**WHAT THE EXERCISE ASKS:** What lines of the data hold the string "location"? Copy them all.

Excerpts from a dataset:

******

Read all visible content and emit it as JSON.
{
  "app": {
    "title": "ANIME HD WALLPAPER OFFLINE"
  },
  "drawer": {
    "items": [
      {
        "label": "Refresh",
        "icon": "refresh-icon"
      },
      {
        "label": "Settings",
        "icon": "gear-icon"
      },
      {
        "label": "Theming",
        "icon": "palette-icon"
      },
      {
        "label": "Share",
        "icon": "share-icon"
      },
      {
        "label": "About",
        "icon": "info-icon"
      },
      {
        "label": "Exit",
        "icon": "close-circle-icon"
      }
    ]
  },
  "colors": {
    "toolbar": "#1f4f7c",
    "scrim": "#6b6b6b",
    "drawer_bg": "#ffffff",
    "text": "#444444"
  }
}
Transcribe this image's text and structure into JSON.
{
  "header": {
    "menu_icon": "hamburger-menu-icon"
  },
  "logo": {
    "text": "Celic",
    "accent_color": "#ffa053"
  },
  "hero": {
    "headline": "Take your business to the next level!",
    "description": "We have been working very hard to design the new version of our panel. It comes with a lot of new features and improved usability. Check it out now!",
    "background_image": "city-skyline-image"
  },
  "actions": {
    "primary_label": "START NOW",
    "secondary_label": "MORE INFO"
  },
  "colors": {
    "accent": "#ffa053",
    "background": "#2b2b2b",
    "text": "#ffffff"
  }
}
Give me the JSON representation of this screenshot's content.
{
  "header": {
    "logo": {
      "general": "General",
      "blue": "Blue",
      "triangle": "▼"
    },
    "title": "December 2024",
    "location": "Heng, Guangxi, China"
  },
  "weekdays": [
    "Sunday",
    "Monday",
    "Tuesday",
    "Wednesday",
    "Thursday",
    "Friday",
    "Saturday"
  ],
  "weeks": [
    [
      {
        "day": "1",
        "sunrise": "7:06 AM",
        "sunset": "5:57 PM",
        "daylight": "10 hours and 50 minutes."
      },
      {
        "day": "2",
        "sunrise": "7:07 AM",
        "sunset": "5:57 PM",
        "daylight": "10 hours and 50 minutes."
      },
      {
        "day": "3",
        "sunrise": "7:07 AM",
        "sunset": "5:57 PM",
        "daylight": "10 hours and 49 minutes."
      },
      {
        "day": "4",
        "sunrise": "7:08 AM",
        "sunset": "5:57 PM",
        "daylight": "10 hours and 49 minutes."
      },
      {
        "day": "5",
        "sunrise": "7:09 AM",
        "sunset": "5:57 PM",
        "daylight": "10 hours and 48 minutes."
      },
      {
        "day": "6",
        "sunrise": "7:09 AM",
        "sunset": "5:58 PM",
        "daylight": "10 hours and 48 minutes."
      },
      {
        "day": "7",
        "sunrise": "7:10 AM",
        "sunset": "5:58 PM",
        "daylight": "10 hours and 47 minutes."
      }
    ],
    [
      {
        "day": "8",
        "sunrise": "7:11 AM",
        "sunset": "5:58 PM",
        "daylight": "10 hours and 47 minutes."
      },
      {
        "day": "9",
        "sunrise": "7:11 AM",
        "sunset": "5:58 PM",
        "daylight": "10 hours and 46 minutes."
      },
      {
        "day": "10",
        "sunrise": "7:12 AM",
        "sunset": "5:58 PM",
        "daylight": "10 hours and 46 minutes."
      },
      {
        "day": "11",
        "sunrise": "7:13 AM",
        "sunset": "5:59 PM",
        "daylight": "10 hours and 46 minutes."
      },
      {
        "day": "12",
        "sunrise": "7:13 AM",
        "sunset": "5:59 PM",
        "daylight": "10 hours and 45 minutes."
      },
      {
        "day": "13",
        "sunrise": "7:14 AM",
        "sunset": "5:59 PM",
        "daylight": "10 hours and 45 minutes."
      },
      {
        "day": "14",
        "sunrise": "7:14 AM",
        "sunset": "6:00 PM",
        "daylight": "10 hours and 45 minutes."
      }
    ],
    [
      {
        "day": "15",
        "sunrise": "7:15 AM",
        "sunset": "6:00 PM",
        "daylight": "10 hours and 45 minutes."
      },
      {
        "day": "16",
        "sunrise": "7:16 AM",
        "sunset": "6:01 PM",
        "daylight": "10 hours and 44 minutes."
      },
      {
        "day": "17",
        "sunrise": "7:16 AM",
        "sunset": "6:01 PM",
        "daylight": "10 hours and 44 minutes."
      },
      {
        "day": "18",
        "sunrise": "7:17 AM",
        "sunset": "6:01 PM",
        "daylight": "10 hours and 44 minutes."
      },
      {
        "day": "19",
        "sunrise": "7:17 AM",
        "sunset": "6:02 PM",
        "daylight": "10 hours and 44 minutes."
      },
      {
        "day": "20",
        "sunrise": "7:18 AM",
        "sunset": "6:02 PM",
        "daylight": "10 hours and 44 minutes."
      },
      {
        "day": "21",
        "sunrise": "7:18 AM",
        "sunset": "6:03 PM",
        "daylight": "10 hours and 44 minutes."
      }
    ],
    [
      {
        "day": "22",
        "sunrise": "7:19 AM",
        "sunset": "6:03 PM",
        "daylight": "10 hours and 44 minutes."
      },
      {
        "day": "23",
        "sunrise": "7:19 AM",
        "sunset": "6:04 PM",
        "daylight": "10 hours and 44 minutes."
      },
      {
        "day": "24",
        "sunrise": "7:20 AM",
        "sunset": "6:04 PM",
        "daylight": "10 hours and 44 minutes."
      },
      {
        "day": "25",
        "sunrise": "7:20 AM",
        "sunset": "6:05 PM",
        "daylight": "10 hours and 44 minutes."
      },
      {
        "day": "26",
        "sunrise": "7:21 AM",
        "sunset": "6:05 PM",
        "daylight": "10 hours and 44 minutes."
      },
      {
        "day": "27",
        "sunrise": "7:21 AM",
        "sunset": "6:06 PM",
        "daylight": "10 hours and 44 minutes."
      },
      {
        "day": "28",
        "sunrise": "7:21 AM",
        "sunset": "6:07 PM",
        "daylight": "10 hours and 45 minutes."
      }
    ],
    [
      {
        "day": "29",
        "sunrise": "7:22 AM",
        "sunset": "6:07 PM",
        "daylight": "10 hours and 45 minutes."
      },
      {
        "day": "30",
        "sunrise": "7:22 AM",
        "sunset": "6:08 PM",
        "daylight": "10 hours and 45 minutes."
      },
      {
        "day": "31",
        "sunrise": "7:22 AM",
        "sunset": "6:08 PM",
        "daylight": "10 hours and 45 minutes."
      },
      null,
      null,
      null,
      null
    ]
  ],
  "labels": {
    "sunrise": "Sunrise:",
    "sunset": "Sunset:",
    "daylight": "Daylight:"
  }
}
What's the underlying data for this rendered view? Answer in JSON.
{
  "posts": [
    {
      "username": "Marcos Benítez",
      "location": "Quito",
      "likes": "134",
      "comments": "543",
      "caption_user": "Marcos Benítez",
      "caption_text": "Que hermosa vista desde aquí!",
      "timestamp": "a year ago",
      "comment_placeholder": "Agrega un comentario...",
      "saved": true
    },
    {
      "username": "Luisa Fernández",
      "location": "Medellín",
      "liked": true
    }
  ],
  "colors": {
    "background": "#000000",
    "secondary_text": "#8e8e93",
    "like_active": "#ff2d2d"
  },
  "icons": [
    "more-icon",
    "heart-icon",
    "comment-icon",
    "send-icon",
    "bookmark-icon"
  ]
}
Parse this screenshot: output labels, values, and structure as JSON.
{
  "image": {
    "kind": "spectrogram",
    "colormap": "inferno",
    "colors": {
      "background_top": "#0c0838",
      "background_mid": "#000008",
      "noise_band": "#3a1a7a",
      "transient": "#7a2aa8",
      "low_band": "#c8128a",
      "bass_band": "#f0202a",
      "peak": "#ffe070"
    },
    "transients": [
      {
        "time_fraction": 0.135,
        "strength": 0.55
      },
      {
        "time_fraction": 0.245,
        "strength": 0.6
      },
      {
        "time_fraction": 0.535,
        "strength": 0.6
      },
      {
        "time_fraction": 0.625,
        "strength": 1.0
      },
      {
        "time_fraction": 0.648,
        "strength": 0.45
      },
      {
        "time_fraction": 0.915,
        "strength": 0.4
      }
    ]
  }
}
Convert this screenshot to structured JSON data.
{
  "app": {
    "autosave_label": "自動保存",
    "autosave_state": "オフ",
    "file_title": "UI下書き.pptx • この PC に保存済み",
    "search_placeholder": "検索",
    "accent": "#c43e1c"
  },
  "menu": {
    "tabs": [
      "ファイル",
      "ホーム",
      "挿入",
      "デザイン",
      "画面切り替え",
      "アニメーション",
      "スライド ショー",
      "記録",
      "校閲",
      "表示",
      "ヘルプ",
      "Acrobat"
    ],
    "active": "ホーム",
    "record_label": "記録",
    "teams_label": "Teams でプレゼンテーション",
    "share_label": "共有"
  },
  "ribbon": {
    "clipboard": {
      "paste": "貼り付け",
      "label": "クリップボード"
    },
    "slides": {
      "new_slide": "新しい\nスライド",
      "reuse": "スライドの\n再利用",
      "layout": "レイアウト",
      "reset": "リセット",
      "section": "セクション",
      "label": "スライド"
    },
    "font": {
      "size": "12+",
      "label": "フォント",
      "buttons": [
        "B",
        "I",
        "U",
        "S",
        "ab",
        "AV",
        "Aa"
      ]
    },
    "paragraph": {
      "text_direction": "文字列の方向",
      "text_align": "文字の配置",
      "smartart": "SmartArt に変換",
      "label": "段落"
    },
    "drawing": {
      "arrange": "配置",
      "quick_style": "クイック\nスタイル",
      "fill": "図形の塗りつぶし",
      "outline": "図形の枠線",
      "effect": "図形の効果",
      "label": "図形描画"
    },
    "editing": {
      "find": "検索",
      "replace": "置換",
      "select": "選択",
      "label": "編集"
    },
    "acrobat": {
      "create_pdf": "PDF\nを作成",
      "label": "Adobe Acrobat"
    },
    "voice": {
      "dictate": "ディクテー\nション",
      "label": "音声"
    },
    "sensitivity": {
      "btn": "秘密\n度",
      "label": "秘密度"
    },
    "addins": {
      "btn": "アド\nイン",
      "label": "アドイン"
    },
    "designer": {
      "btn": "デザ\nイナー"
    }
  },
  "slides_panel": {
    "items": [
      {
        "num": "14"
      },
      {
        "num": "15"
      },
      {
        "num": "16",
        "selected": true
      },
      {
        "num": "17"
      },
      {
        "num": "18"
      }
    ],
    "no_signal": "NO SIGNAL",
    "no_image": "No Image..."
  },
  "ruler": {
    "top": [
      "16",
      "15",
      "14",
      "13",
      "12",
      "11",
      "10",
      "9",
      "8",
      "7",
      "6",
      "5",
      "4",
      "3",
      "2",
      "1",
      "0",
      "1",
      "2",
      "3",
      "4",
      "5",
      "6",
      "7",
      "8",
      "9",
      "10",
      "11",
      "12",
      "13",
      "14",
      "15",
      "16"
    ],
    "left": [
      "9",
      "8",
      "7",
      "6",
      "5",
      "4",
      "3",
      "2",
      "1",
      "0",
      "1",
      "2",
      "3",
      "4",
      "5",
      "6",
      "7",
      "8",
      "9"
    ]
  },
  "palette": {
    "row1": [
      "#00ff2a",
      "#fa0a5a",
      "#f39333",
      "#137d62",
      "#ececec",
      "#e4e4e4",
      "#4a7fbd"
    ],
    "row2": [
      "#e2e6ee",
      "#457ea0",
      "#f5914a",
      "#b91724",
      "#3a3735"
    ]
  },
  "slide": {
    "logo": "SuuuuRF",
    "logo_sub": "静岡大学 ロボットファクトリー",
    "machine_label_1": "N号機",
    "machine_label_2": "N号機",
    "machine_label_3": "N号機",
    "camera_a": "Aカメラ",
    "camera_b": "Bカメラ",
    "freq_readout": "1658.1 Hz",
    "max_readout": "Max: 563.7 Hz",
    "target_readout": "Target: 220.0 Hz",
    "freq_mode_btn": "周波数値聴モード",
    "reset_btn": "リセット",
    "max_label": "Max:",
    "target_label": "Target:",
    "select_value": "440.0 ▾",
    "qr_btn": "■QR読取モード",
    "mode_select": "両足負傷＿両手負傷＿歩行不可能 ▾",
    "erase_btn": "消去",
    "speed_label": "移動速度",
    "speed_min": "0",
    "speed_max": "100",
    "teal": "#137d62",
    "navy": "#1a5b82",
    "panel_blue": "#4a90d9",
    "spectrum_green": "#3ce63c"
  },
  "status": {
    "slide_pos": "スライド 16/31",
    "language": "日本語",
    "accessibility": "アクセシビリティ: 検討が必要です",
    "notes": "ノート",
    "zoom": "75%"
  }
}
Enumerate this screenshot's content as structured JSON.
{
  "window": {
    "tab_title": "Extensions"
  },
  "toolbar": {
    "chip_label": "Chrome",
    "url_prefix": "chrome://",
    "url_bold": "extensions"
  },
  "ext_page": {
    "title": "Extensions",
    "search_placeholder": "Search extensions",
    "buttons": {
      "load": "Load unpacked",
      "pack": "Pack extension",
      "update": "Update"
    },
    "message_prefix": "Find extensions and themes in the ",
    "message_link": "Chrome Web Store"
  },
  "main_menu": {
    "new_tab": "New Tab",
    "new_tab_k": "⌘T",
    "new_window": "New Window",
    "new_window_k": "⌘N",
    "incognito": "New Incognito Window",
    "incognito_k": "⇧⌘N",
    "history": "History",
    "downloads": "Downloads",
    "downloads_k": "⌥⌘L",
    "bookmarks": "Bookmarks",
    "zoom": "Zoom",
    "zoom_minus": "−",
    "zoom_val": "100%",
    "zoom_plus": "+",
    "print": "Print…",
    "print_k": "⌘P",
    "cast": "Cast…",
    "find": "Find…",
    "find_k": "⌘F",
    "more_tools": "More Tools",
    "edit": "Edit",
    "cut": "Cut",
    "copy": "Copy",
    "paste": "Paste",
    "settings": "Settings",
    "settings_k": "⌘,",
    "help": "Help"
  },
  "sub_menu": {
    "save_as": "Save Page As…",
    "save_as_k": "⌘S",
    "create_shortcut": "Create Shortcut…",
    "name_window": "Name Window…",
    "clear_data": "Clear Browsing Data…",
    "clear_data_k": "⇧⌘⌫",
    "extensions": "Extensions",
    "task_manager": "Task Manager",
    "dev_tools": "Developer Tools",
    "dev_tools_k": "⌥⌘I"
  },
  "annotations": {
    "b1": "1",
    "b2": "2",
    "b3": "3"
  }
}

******

**ANSWER AREA:**
    "location": "Heng, Guangxi, China"
      "location": "Quito",
      "location": "Medellín",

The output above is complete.